Even in those years when he made his living in the secular world, he also served part-time as educational consultant at St. Johns Korean Church, Lexington, for two years, as interim pastor in Saugus for eight months, and associate pastor of North Boston Korean Church, Andover, for two years. His charge conference during these years was Old South Church, Reading, MA where he lived, and where he served in many capacities in its educational ministry.
Harold made two trips to Germany on church exchanges, and for three different periods shared his home with students and families from Korea and Germany.
Harold returned to Newport in 1997 and within a few months was recruited to reopen and organize the town's Historical Museum, a task to which he devoted almost full-time for eight years. He was "called out of retirement" to teach the Advance Placement Calculus at Newport High School in 2001-2002.
He changed his charge conference to Sunapee, NH in 2006, the church of his mother and his grandparents and often assisted in services and worked on historical records.
He chose the celibate life in order to give his time to his two professions.
Harold is survived by three of his siblings; Mrs. Donald (Jennie) Brown of Williamstown, VT; Leonard Perkins of Ira, MI; and Dorothy Perkins of Denham Springs, LA and many nephews and nieces.
He was predeceased by his parents, his brother Laurence, his brother-in-law Donald Brown, and a nephew, David C. LaFleche.
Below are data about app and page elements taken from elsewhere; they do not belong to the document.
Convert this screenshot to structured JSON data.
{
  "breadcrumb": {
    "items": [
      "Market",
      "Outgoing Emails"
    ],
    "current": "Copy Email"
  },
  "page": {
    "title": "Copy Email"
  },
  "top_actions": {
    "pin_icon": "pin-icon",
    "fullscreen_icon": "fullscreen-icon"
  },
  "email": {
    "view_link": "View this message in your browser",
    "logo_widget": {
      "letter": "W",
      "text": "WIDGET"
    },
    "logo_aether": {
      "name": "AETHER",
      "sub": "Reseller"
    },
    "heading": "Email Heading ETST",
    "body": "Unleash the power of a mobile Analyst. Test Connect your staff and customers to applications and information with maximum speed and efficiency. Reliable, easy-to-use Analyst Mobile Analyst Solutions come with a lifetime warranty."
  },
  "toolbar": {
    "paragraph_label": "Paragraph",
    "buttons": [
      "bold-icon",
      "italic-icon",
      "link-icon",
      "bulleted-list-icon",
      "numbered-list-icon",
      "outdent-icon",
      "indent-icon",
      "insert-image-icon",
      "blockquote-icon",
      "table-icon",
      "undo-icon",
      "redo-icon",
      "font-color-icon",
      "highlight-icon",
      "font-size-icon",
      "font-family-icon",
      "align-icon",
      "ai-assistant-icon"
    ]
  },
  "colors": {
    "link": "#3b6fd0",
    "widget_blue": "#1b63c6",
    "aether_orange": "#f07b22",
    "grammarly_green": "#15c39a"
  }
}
A memorial and committal will be held in late June 2017 when family can attend at the Lake Sunapee United Methodist Church. Memorial donations may be made to the Lake Sunapee United Methodist Church at 17 Lower Main Street, Sunapee, NH 03782.